▶ YOUR ASSIGNMENT
From the data that follows, copy every line with the string "username".

DATA FOR REVIEW below:

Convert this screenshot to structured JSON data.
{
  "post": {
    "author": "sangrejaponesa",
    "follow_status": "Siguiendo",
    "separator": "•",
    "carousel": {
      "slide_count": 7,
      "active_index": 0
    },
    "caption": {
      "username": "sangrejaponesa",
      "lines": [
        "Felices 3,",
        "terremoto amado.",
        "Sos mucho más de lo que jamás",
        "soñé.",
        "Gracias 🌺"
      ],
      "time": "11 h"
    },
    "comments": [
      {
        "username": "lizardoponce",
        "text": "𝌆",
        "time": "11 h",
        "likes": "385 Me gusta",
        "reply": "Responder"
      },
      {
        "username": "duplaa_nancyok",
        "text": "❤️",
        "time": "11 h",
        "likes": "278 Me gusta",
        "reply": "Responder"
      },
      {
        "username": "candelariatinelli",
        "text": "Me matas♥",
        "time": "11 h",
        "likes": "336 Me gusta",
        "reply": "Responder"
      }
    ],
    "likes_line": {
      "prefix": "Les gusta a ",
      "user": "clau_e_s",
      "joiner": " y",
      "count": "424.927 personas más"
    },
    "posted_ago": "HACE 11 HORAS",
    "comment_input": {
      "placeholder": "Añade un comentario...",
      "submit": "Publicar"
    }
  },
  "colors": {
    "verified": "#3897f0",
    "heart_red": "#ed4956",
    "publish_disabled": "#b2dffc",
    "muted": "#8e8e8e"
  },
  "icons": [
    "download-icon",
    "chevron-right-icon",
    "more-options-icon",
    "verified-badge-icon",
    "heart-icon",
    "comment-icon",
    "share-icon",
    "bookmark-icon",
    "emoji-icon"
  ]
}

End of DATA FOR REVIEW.

▶ WRITTEN SOLUTION
      "username": "sangrejaponesa",
        "username": "lizardoponce",
        "username": "duplaa_nancyok",
        "username": "candelariatinelli",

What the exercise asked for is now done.